So does the company’s cashflow and balance sheet, and whether the company is suffering a cash crunch, as a few analysts have suggested based on third-quarter data.
As it ramped up Model S production late last year, Tesla Motors chewed through its cash reserves–including drawing on the last of its $465 million in low-interest loans from the U.S. Department of Energy.
The numbers of cars built and sold, and the revenues and expenses associated with them, will only be public when the company reveals its year-end financials.
2012 Tesla Model S
That will happen in an investor call that’s expected to take place sometime next month.
But meanwhile, if Guillen’s statement is accurate, producing 400 plug-in electric cars a week puts Tesla in the same league as General Motors.
That company is now producing similar numbers (or a bit more) of its Chevy Volt range-extended electric car.
Not bad for a Silicon Valley startup carmaker that didn’t exist 10 years ago.
Can the company survive on its own, or will it be sold to a huge global automaker?

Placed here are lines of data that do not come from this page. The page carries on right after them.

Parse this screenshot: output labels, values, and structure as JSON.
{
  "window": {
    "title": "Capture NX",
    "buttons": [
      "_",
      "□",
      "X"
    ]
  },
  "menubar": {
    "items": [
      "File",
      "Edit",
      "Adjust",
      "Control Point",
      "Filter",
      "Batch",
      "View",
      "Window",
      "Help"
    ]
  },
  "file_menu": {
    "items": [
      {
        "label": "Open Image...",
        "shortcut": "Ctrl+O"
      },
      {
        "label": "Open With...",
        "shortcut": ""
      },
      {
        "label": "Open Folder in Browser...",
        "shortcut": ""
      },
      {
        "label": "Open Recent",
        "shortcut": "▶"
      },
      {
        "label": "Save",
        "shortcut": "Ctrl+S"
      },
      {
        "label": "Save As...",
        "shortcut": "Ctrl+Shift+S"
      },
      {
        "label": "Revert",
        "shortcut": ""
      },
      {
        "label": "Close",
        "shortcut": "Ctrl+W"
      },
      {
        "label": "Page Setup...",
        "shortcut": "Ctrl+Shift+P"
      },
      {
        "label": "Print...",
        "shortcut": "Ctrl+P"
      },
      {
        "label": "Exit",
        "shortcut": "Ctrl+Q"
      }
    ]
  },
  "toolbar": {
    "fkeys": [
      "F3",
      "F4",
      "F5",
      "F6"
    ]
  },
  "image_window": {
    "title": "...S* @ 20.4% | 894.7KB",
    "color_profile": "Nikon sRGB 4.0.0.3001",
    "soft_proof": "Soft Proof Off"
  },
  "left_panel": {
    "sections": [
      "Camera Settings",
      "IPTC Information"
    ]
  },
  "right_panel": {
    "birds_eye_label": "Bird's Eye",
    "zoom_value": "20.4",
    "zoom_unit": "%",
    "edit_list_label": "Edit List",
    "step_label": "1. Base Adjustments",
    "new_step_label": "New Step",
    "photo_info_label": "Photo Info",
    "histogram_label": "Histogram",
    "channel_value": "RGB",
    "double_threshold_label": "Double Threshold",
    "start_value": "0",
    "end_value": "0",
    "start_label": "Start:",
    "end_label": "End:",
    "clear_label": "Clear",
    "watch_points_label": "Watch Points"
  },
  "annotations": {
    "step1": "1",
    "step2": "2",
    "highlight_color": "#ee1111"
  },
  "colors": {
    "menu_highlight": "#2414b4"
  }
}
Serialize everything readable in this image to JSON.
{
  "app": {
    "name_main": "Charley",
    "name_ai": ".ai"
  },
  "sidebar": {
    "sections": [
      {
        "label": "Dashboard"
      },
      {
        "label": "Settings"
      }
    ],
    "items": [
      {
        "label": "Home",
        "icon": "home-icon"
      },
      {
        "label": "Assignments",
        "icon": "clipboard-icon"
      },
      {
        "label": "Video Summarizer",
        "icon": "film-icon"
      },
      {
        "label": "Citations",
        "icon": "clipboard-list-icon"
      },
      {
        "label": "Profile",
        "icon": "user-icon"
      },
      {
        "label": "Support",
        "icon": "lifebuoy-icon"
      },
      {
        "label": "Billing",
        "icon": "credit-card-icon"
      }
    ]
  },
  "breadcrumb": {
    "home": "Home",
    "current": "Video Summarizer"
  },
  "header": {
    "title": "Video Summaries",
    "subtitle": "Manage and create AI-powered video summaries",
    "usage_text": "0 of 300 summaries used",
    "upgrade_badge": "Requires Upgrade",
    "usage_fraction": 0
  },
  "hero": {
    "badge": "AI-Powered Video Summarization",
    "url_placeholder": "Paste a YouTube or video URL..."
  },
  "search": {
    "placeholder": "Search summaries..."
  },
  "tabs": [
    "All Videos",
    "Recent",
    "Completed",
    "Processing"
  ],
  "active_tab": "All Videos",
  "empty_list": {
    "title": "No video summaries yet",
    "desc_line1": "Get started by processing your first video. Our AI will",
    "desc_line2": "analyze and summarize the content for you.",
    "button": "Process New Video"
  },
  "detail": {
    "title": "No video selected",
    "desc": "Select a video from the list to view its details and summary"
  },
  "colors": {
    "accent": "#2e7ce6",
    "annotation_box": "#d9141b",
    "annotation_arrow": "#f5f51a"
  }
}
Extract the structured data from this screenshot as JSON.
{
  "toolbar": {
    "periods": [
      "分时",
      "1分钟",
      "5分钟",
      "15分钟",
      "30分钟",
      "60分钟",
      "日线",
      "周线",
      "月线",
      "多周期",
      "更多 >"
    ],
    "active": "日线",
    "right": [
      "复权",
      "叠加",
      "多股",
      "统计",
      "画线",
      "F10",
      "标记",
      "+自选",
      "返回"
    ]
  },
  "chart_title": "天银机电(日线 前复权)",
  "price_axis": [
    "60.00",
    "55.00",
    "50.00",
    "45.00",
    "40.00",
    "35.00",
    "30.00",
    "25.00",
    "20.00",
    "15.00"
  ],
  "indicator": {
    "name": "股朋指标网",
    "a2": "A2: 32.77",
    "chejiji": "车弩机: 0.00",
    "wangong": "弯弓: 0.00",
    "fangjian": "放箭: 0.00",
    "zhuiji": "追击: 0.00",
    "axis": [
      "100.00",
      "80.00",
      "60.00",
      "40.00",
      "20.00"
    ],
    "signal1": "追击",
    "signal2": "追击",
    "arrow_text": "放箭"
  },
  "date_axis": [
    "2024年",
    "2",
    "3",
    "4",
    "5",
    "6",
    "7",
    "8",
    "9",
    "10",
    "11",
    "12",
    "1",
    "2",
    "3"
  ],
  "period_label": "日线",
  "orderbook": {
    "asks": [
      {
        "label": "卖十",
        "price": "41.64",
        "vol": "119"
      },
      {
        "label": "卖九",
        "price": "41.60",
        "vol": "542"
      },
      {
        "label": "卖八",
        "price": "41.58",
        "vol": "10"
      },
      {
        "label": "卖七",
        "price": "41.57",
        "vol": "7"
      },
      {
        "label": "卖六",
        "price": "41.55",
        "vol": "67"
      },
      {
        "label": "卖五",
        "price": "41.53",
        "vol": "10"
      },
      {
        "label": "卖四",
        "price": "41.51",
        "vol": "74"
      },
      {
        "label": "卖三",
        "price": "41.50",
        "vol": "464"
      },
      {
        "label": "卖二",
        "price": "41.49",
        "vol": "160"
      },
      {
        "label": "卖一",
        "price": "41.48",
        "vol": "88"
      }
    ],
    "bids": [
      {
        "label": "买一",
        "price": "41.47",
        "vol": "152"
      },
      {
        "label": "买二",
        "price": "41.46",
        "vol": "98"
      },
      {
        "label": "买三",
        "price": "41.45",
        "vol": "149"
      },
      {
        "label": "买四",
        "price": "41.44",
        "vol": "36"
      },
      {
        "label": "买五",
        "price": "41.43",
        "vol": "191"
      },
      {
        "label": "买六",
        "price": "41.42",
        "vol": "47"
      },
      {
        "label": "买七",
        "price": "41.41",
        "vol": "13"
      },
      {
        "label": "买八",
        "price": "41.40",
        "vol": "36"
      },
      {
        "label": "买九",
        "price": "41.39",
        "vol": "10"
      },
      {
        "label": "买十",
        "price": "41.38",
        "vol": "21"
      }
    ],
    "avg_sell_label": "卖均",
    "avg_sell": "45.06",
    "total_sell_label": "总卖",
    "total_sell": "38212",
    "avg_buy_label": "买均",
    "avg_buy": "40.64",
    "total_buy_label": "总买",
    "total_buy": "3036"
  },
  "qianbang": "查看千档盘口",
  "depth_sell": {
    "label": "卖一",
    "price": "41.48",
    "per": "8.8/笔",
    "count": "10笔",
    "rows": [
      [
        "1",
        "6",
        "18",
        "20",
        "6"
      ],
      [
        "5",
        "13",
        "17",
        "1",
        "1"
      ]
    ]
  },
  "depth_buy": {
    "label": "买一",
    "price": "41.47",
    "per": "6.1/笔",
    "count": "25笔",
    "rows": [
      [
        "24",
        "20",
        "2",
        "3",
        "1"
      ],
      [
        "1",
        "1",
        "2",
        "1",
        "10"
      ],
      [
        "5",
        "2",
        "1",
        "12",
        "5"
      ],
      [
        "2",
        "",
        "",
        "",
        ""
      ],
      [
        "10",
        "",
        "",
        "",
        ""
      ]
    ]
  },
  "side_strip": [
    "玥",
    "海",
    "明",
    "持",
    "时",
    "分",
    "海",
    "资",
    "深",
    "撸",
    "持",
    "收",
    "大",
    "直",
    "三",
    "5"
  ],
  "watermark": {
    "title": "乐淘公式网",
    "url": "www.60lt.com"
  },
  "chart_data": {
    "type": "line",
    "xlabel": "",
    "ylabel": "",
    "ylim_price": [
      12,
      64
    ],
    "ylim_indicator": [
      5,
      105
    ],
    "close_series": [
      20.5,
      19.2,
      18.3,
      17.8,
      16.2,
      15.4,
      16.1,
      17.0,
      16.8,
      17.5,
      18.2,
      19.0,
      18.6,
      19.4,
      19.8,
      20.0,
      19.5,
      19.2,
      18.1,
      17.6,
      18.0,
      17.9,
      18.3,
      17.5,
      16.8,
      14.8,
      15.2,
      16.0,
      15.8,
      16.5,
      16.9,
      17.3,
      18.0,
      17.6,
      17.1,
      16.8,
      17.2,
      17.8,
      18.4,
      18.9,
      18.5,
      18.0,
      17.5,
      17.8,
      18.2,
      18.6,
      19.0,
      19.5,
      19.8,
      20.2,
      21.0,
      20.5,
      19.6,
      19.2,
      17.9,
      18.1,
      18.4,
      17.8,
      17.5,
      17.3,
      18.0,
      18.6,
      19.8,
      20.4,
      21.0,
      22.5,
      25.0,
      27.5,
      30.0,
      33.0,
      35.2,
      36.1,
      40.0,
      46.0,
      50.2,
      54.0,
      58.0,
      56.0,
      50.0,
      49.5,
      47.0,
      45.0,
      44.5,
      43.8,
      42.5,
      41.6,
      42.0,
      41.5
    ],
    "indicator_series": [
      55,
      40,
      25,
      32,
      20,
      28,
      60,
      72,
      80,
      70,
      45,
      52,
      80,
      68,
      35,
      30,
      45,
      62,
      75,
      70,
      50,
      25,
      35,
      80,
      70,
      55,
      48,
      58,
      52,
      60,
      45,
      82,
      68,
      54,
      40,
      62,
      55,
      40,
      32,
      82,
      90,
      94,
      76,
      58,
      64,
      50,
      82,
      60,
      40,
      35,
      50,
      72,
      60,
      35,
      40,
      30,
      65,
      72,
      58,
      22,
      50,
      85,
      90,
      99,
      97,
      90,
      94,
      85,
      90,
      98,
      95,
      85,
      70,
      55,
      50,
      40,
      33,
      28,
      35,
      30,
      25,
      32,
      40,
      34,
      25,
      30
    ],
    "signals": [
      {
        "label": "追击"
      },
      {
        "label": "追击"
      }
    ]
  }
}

We’ll be waiting for those financial results to see what they say.
Tesla Motors have been tight-lipped about the actual number of cars they were able to make, and sell in 2012. Their first estimates revolved around the 5,000 deliveries by December 31 2012 mark, yet they were forced to revise the figure down to around 3,000 units in September.
Now, according to greencarreports.com, who have done some thinking and calculations, Tesla did, in fact, manage to sell around 3,000 cars in 2012. How were they able to find out, since no official numbers have so far been released?
Well, the looked at the VIN numbers for all of the cars delivered. They discovered that ‘the highest VIN reported on a truck’ was 3,235, while the ‘highest VIN physically delivered’ was 3,026. If Tesla numbers its cars sequentially, which it most likely does, then yes, they did manage to reach the second estimate.
Aside from the cars delivered, since the highest recorded vin was 3,235, then that is around the number of cars they managed to build in 2012.
We will have to wait until February for Tesla to reveal these numbers, but the logic behind the thinking here seems correct, so we say this more than satisfies our curiosity, for the time being.